History & Folklore

Use of rosemary dates back to the ancient Egyptians where there is record of King Ramesses III offering 125 measures of rosemary to the god Amon at Thebes. In ancient Greece, rosemary was valued for its alleged ability to strengthen the brain and memory: students took rosemary to improve their memory and wore rosemary garlands when studying for examinations. 

The plant has been used as a symbol for remembrance during war commemorations and funerals in Europe and Australia and is planted around graves throughout much of Europe. In Shakespeare's Hamlet, Ophelia says, "There's rosemary, that's for remembrance. Pray you, love, remember."


During Medieval times, the French used rosemary to embalm the dead. It was also carried by visitors to English prisons as a precaution against typhus. During plague years, sprigs of rosemary leaves were inserted into the hollow heads of canes carried by physicians (2).

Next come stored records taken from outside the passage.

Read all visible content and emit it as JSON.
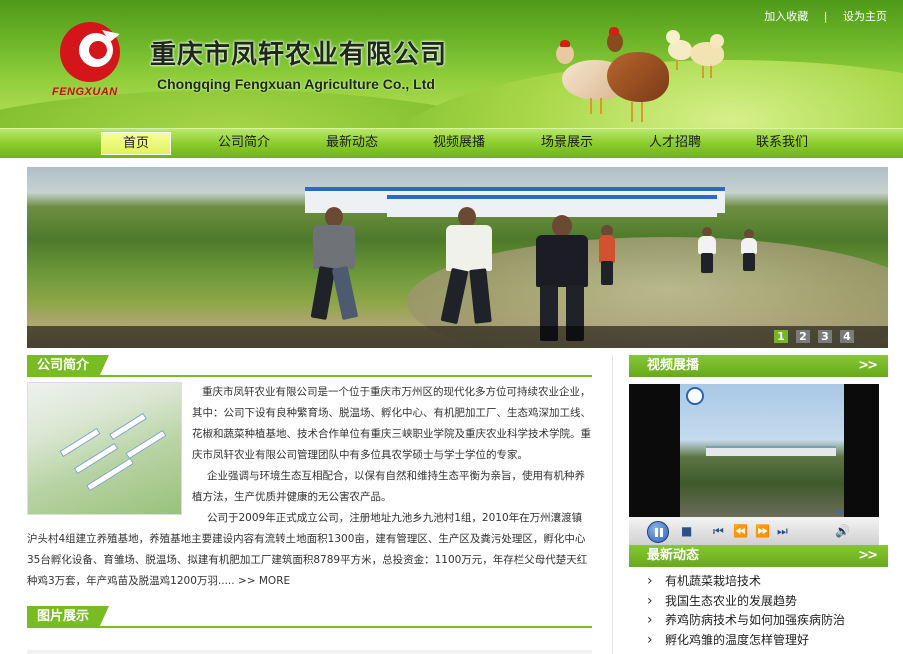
{
  "header": {
    "logo_text": "FENGXUAN",
    "title_cn": "重庆市凤轩农业有限公司",
    "title_en": "Chongqing Fengxuan Agriculture Co., Ltd",
    "top_links": [
      "加入收藏",
      "|",
      "设为主页"
    ]
  },
  "nav": {
    "items": [
      "首页",
      "公司简介",
      "最新动态",
      "视频展播",
      "场景展示",
      "人才招聘",
      "联系我们"
    ],
    "active_index": 0
  },
  "banner": {
    "pager": [
      "1",
      "2",
      "3",
      "4"
    ],
    "active_page": "1"
  },
  "about": {
    "heading": "公司简介",
    "paragraphs": [
      "重庆市凤轩农业有限公司是一个位于重庆市万州区的现代化多方位可持续农业企业，其中：公司下设有良种繁育场、脱温场、孵化中心、有机肥加工厂、生态鸡深加工线、花椒和蔬菜种植基地、技术合作单位有重庆三峡职业学院及重庆农业科学技术学院。重庆市凤轩农业有限公司管理团队中有多位具农学硕士与学士学位的专家。",
      "企业强调与环境生态互相配合，以保有自然和维持生态平衡为亲旨，使用有机种养植方法，生产优质并健康的无公害农产品。",
      "公司于2009年正式成立公司，注册地址九池乡九池村1组，2010年在万州瀼渡镇沪头村4组建立养殖基地，养殖基地主要建设内容有流转土地面积1300亩，建有管理区、生产区及粪污处理区，孵化中心35台孵化设备、育雏场、脱温场、拟建有机肥加工厂建筑面积8789平方米，总投资金：1100万元，年存栏父母代楚天红种鸡3万套，年产鸡苗及脱温鸡1200万羽....."
    ],
    "more_label": ">> MORE"
  },
  "gallery": {
    "heading": "图片展示"
  },
  "video": {
    "heading": "视频展播",
    "more": ">>"
  },
  "news": {
    "heading": "最新动态",
    "more": ">>",
    "items": [
      "有机蔬菜栽培技术",
      "我国生态农业的发展趋势",
      "养鸡防病技术与如何加强疾病防治",
      "孵化鸡雏的温度怎样管理好"
    ]
  },
  "colors": {
    "accent_green": "#79bb22",
    "logo_red": "#c40f12",
    "pager_active": "#74b722"
  }
}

Epicurean Facts


The slender, slightly curved leaves resemble miniature curved pine needles. Fresh rosemary leaves are bright green and tender.  Dried leaves are harder and somewhat brittle and are lighter in color (light green). 

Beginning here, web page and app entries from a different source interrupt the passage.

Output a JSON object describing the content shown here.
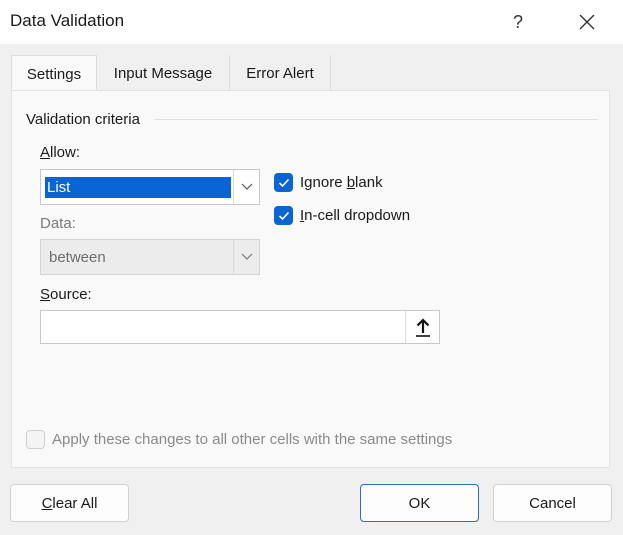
{
  "window": {
    "title": "Data Validation",
    "help_glyph": "?"
  },
  "tabs": [
    {
      "label": "Settings",
      "active": true
    },
    {
      "label": "Input Message",
      "active": false
    },
    {
      "label": "Error Alert",
      "active": false
    }
  ],
  "settings": {
    "group_label": "Validation criteria",
    "allow": {
      "label_mnemonic": "A",
      "label_rest": "llow:",
      "value": "List"
    },
    "data": {
      "label": "Data:",
      "value": "between"
    },
    "ignore_blank": {
      "label_before": "Ignore ",
      "label_mnemonic": "b",
      "label_after": "lank",
      "checked": true
    },
    "in_cell_dropdown": {
      "label_mnemonic": "I",
      "label_rest": "n-cell dropdown",
      "checked": true
    },
    "source": {
      "label_mnemonic": "S",
      "label_rest": "ource:",
      "value": ""
    },
    "apply_all": {
      "label": "Apply these changes to all other cells with the same settings",
      "checked": false
    }
  },
  "buttons": {
    "clear_all": {
      "mnemonic": "C",
      "rest": "lear All"
    },
    "ok": "OK",
    "cancel": "Cancel"
  },
  "colors": {
    "accent": "#0a64d4",
    "background": "#f0f0f0",
    "panel": "#f9f9f9"
  },
  "icons": {
    "close": "close-icon",
    "dropdown": "chevron-down-icon",
    "checkbox": "checkmark-icon",
    "source_picker": "collapse-dialog-arrow-up-icon"
  }
}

Rosemary-3 Rosemary-4 

Flavor Characteristics

Bitter, hay, medicinal, minty, piney, tea-like (3)

Tasting Notes

Rosemary leaves contain about 1 to 2.5% essential oils and the main flavor of rosemary comes from the aromatic compounds “eucalyptol” and “alpha pinene” which are described as camphor-like and piney respectively (4).

Culinary Uses

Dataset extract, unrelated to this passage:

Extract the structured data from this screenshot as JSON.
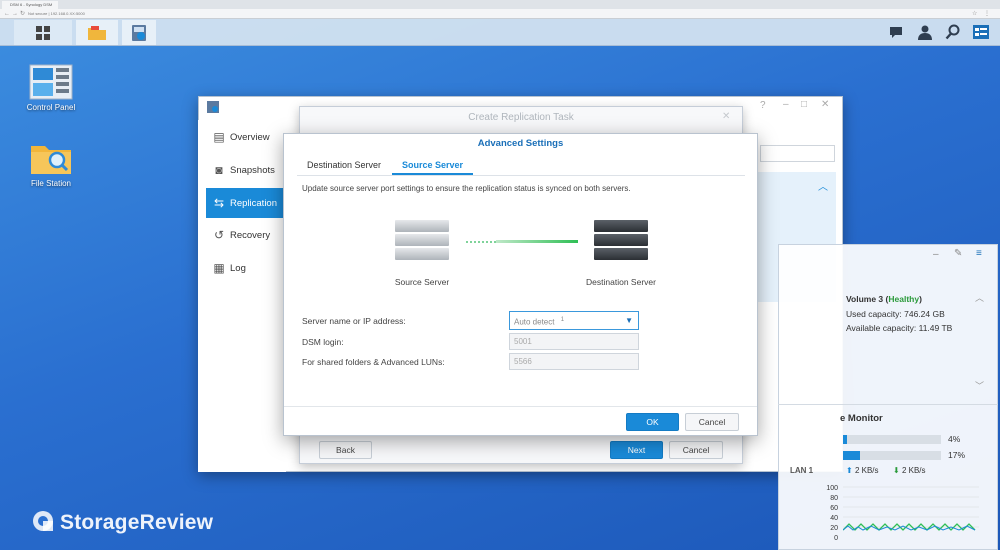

Rosemary is popular in many Western countries, especially in Italy and Southern France.  It is less used in Asian cuisines. Rosemary is found in the French herb blends bouquet garni and herbes de Provence as well as in seasoning blends for lamb, roasted vegetables, and various Mediterranean dishes. It is commonly used to top Focaccia bread and in many restaurants chopped rosemary is infused into olive oil as a dip for bread.


Cooking Tips

Fresh rosemary is readily available in the produce aisle of many grocery stores. It can also be found dry in the spice aisle. Because rosemary has a low moisture content even when fresh, it retains its flavor better than most herbs after drying. Rosemary is one of the stronger flavored herbs and should be used sparingly. To strip fresh rosemary leaves from the stem, pull the needles in the opposite direction from which they grow and they should easily slide off the stalk. Mince the needles by rocking your knife back and forth over the needles until finely chopped. Fresh rosemary sprigs can be used as flavorful skewers for kebabs and fish.


Fun fact: did you know that rosemary flowers are edible and can be used in salads and as garnishes?



  1. “Rosemary (Rosmarinus officinalis L.)”. Gernot Katzer’s Spice Pages. 2004. Retrieved 23 February 2021. 
  2. “Rosemary” Nutritional Geography. ©2021. Retrieved 23 February 2021.
  3. Lawless, Lydia JR, Annette Hottenstein, and John Ellingsworth. "The McCormick spice wheel: a systematic and visual approach to sensory lexicon development." Journal of sensory studies 27.1 (2012): 37-47.
  4. Jiang, Yang, et al. "Chemical composition and antimicrobial activity of the essential oil of Rosemary." Environmental toxicology and pharmacology 32.1 (2011): 63-68.